Kathy Sullivan: Scott Brown's questionable judgment
SCOTT BROWN’S adventures with Global Digital Solutions may be the final straw that will keep him an erstwhile senator. The involvement by Brown with GDS, a sketchy organization whose executives have been sued for fraud, raises significant questions about his judgment. His reaction to the criticism, which amounted to “why’s everybody picking on me,” only serves to exacerbate his problems.
GDS was formed approximately 19 years ago to sell beauty products, then restyled itself, first as a wireless data company, then as a weapons manufacturer. The progression from shampoo and hair spray to guns makes little sense, but that may be why GDS asked Brown to become a member of its board of “expert advisors” instead of me.When Brown accepted the invitation to join the GDS board last September, he received stock valued at $1.3 million. Call me cynical, but when someone offers me $1.3 million in a get-rich-quick scheme, I usually forward the invitation to my junk email folder. At the very least, I will Google the sender’s name to see if he really is a Nigerian prince. But not Brown, who instead sold his name to GDS with little due diligence. If he had asked a few questions, he would have learned that the company, as reported by The Boston Globe, had no revenue, no products, no trademarks, no patents, no permanent physical office, and only four employees. Even if he was too shy to ask direct questions of GDS’s management, a quick Internet search would have revealed that two of the company’s executives were involved with another company, Argo Digital Solutions. The executives and Argo were sued for fraud for allegedly siphoning investor money away to another company.

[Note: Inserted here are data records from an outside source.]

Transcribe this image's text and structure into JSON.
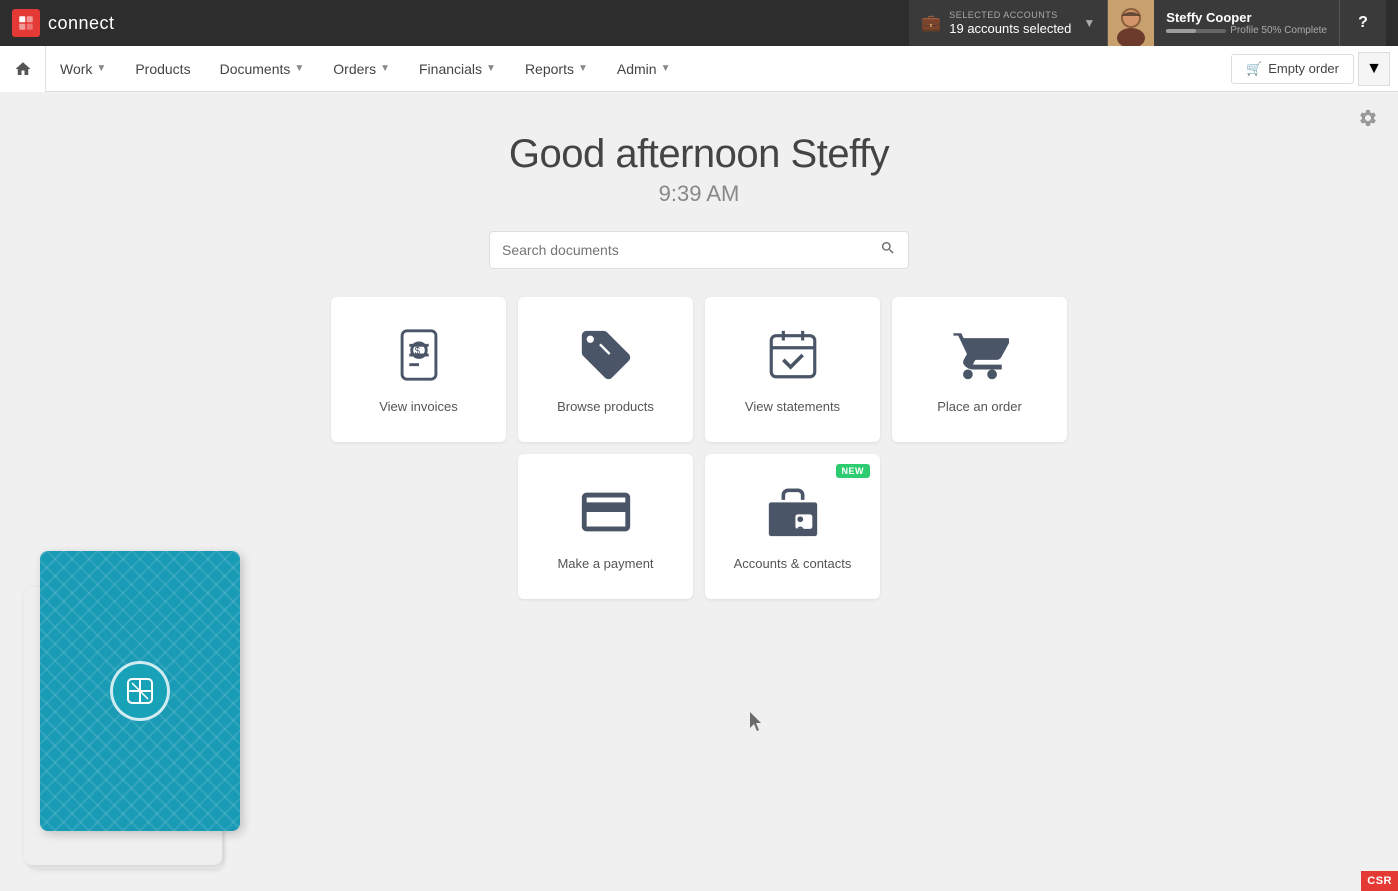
{
  "topbar": {
    "logo_text": "connect",
    "accounts_label": "SELECTED ACCOUNTS",
    "accounts_value": "19 accounts selected",
    "user_name": "Steffy Cooper",
    "profile_text": "Profile 50% Complete",
    "profile_percent": 50,
    "help_label": "?"
  },
  "navbar": {
    "home_label": "Home",
    "items": [
      {
        "label": "Work",
        "has_dropdown": true
      },
      {
        "label": "Products",
        "has_dropdown": false
      },
      {
        "label": "Documents",
        "has_dropdown": true
      },
      {
        "label": "Orders",
        "has_dropdown": true
      },
      {
        "label": "Financials",
        "has_dropdown": true
      },
      {
        "label": "Reports",
        "has_dropdown": true
      },
      {
        "label": "Admin",
        "has_dropdown": true
      }
    ],
    "empty_order_label": "Empty order"
  },
  "main": {
    "greeting": "Good afternoon Steffy",
    "time": "9:39 AM",
    "search_placeholder": "Search documents"
  },
  "cards": {
    "row1": [
      {
        "id": "view-invoices",
        "label": "View invoices",
        "icon": "invoice",
        "new": false
      },
      {
        "id": "browse-products",
        "label": "Browse products",
        "icon": "tag",
        "new": false
      },
      {
        "id": "view-statements",
        "label": "View statements",
        "icon": "calendar-check",
        "new": false
      },
      {
        "id": "place-order",
        "label": "Place an order",
        "icon": "cart",
        "new": false
      }
    ],
    "row2": [
      {
        "id": "make-payment",
        "label": "Make a payment",
        "icon": "card",
        "new": false
      },
      {
        "id": "accounts-contacts",
        "label": "Accounts & contacts",
        "icon": "briefcase-id",
        "new": true
      }
    ]
  },
  "csr_badge": "CSR"
}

Any lawyer worth his or salt knows you can easily run a federal courts litigation search online as part of a minimal background check. At the time Brown received the GDS invitation, he was a partner with Nixon, Peabody, a top-notch law firm with offices around the nation. Had Brown asked, his legal assistant could have uncovered the litigation involving the company’s executives in minutes. It would have been very simple for Brown to learn that the people who wanted to use his name were accused of participating in a “pump and dump” scheme. Pump and dump occurs when a company uses misleading or false news, such as a merger or a big contract, to entice investors to buy the company’s stock. This pumps up the stock’s value. The company’s executives then “dump” their stock at the inflated price. When the merger or contract never happens, the stock price drops, leaving the investors with worthless shares.
Was GDS a pump and dump scheme in the making? A few months after Brown joined the GDS expert advisory board, the company announced a bid to buy Remington Arms Co. for $1 billion. Remington mocked the offer, calling the bid a publicity stunt by a company with no credible financing options. At this point, a light bulb should have gone off in Brown’s head that something was not quite right. But Brown did not have the good judgment to ask questions.
Two weeks ago, it was the media that began asking questions. This was another opportunity for Brown to extricate himself. Instead, he defended GDS, saying its lack of assets and employees were due to the company being a startup. How a company that was formed in the last century can be called a startup is a mystery. But then, Brown’s actions have been nothing but a mystery. Finally, as the questions continued to mount, Brown resigned his post and returned his stock, calling the matter “an unnecessary and unwanted distraction.” Yes, it was unnecessary, but not because of the media attention. It was Brown’s own incredibly bad judgment that got him into this mess when he sold his name to a company without an office run by executives accused of securities fraud.
Brown is compounding his problems by failing to submit a financial disclosure statement required of Senate candidates. He has obtained an extension until August, although the forms aren’t particularly difficult. In light of the GDS issue, Brown’s refusal to file his disclosure raises questions as to whether there are any other problematic corporate or other ties that he does not want to talk about.
None of this suggests that Brown himself knew of the issues with GDS, but that is the point. It looks like he was so eager to cash in on his fleeting fame that he failed to find out who his new friends were. New Hampshire does not need a senator with Scott Brown’s lack of judgment.
Kathy Sullivan is a Manchester attorney and member of the Democratic National Committee. She was chairman of the New Hamsphire Democratic Party from 1999-2007.